## About this exercise
Set the listing down again, exactly as it stands below.
==== Information shown ====
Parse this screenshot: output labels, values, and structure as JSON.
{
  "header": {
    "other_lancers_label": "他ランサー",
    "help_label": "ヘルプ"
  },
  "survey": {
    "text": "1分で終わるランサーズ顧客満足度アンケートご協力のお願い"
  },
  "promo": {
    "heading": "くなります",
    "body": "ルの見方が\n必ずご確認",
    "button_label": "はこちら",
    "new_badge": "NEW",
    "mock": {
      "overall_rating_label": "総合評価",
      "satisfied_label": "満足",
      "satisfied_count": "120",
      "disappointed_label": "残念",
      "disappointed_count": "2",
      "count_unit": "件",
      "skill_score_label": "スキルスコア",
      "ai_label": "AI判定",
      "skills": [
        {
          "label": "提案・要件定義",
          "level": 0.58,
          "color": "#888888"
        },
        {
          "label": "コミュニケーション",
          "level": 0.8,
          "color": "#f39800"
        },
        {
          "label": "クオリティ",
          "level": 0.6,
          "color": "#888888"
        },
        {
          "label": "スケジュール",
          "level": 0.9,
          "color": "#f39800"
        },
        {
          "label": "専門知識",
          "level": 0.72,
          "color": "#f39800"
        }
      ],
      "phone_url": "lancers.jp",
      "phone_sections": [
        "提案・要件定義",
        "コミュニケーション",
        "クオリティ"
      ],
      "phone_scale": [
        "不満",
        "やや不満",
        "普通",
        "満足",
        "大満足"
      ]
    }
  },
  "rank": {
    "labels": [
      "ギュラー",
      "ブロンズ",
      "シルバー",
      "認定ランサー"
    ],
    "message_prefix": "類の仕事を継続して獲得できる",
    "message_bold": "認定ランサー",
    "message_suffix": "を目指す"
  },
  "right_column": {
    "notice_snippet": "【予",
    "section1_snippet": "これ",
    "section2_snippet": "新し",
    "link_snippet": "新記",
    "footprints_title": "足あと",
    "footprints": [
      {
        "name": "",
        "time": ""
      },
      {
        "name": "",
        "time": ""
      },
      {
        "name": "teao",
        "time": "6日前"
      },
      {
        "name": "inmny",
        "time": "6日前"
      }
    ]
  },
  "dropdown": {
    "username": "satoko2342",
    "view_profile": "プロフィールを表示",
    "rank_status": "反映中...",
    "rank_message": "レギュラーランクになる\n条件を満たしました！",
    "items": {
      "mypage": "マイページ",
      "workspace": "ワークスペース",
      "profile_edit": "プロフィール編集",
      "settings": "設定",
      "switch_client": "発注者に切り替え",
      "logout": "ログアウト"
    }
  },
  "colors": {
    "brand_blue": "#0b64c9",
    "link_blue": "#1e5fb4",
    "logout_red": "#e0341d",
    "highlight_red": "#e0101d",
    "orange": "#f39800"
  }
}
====
## Written reply
Parse this screenshot: output labels, values, and structure as JSON.
{
  "header": {
    "other_lancers_label": "他ランサー",
    "help_label": "ヘルプ"
  },
  "survey": {
    "text": "1分で終わるランサーズ顧客満足度アンケートご協力のお願い"
  },
  "promo": {
    "heading": "くなります",
    "body": "ルの見方が\n必ずご確認",
    "button_label": "はこちら",
    "new_badge": "NEW",
    "mock": {
      "overall_rating_label": "総合評価",
      "satisfied_label": "満足",
      "satisfied_count": "120",
      "disappointed_label": "残念",
      "disappointed_count": "2",
      "count_unit": "件",
      "skill_score_label": "スキルスコア",
      "ai_label": "AI判定",
      "skills": [
        {
          "label": "提案・要件定義",
          "level": 0.58,
          "color": "#888888"
        },
        {
          "label": "コミュニケーション",
          "level": 0.8,
          "color": "#f39800"
        },
        {
          "label": "クオリティ",
          "level": 0.6,
          "color": "#888888"
        },
        {
          "label": "スケジュール",
          "level": 0.9,
          "color": "#f39800"
        },
        {
          "label": "専門知識",
          "level": 0.72,
          "color": "#f39800"
        }
      ],
      "phone_url": "lancers.jp",
      "phone_sections": [
        "提案・要件定義",
        "コミュニケーション",
        "クオリティ"
      ],
      "phone_scale": [
        "不満",
        "やや不満",
        "普通",
        "満足",
        "大満足"
      ]
    }
  },
  "rank": {
    "labels": [
      "ギュラー",
      "ブロンズ",
      "シルバー",
      "認定ランサー"
    ],
    "message_prefix": "類の仕事を継続して獲得できる",
    "message_bold": "認定ランサー",
    "message_suffix": "を目指す"
  },
  "right_column": {
    "notice_snippet": "【予",
    "section1_snippet": "これ",
    "section2_snippet": "新し",
    "link_snippet": "新記",
    "footprints_title": "足あと",
    "footprints": [
      {
        "name": "",
        "time": ""
      },
      {
        "name": "",
        "time": ""
      },
      {
        "name": "teao",
        "time": "6日前"
      },
      {
        "name": "inmny",
        "time": "6日前"
      }
    ]
  },
  "dropdown": {
    "username": "satoko2342",
    "view_profile": "プロフィールを表示",
    "rank_status": "反映中...",
    "rank_message": "レギュラーランクになる\n条件を満たしました！",
    "items": {
      "mypage": "マイページ",
      "workspace": "ワークスペース",
      "profile_edit": "プロフィール編集",
      "settings": "設定",
      "switch_client": "発注者に切り替え",
      "logout": "ログアウト"
    }
  },
  "colors": {
    "brand_blue": "#0b64c9",
    "link_blue": "#1e5fb4",
    "logout_red": "#e0341d",
    "highlight_red": "#e0101d",
    "orange": "#f39800"
  }
}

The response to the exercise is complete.